Marshall and the Atlantic Conference

On the evening of July 30, 1941, General George C. Marshall, chief of staff of the United States Army, was suddenly called to the White House. When Marshall arrived, he was directed by President Franklin D. Roosevelt to prepare, in secrecy, for a meeting at sea with British Prime Minister Winston Churchill and his military advisers. The secrecy of the meeting was so vital that Marshall was only permitted to have General Henry H. Arnold, chief of the Army Air Forces, and two other assistants accompany him, and these three men did not know where they were going until they were well on their way to their destination.

General Marshall and Admiral Harold R. Stark, chief of naval operations, boarded the heavy cruiser U.S.S. Augusta in New York on August 3, 1941. The ship anchored in Placentia Bay, near the United States base at Argentia, Newfoundland on August 7th. The H.M.S. Prince of Wales, which was carrying Churchill and his military advisers, arrived on the morning of August 9th.

As the United States was not yet an active participant in World War II, the issues that were discussed at the conference were fairly broad in nature. When recalling the conference to his biographer Dr. Forrest C. Pogue, Marshall noted, “the meeting was largely a get-together for the first time, an opportunity to meet the British chiefs of staff, and to come to some understanding with them as to how they worked and what their principal problems were. We were in no position at that time to lay very heavy matters before them.”

In preparation for the meeting, the British service chiefs had prepared a “Grand Strategy Review,” which outlined in some detail the ways in which the United States could aid the Allied war effort. The British officers were hopeful that the document they presented to the American officers and the subsequent discussions during the conference would convince the Americans of the immediate importance of their intervention in the war. General Marshall and Admiral Stark indicated their support for increased cooperation with the Allies but also warned that over-committing American resources would severely undermine the future mobilization efforts of America’s armed forces.

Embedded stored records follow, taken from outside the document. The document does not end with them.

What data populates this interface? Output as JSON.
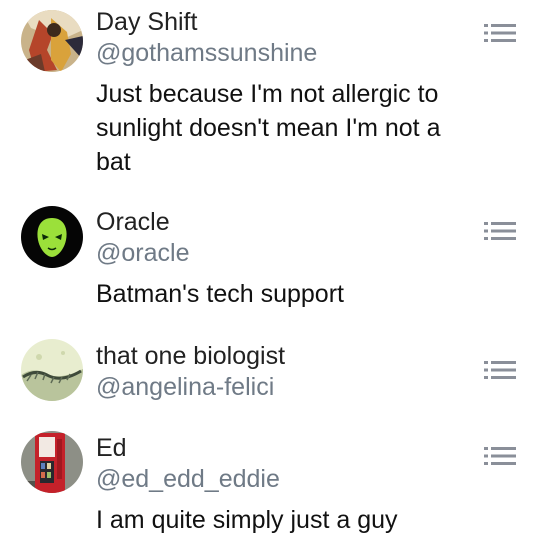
{
  "users": [
    {
      "name": "Day Shift",
      "handle": "@gothamssunshine",
      "bio": "Just because I'm not allergic to sunlight doesn't mean I'm not a bat",
      "avatar_icon": "comic-hero-avatar"
    },
    {
      "name": "Oracle",
      "handle": "@oracle",
      "bio": "Batman's tech support",
      "avatar_icon": "green-mask-avatar"
    },
    {
      "name": "that one biologist",
      "handle": "@angelina-felici",
      "bio": "",
      "avatar_icon": "microscope-slide-avatar"
    },
    {
      "name": "Ed",
      "handle": "@ed_edd_eddie",
      "bio": "I am quite simply just a guy",
      "avatar_icon": "vending-machine-avatar"
    }
  ],
  "menu_icon": "list-menu-icon"
}
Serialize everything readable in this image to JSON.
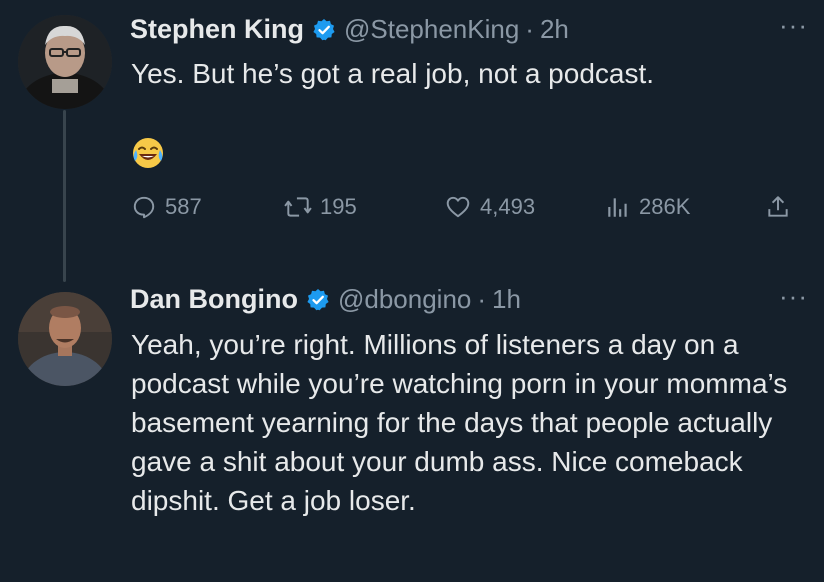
{
  "tweets": [
    {
      "display_name": "Stephen King",
      "handle": "@StephenKing",
      "separator": "·",
      "time": "2h",
      "text": "Yes. But he’s got a real job, not a podcast.",
      "emoji": "laughing-crying-face",
      "stats": {
        "replies": "587",
        "retweets": "195",
        "likes": "4,493",
        "views": "286K"
      }
    },
    {
      "display_name": "Dan Bongino",
      "handle": "@dbongino",
      "separator": "·",
      "time": "1h",
      "text": "Yeah, you’re right. Millions of listeners a day on a podcast while you’re watching porn in your momma’s basement yearning for the days that people actually gave a shit about your dumb ass. Nice comeback dipshit. Get a job loser."
    }
  ],
  "more_label": "···",
  "colors": {
    "background": "#15202b",
    "text": "#e7e9ea",
    "muted": "#8b98a5",
    "verified": "#1d9bf0",
    "thread_line": "#38444d"
  }
}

Although the outcome of the Atlantic Conference was not what the British had hoped for, it resulted in greater coordination of supplies between the British and Americans and produced a declaration of peace aims called the Atlantic Charter. The conference had also served to establish and strengthen personal relationships between British and American leaders, particularly the two chiefs of staff Sir John Dill and General George C. Marshall who formed a friendship that was of great importance to Anglo-American relations during the war.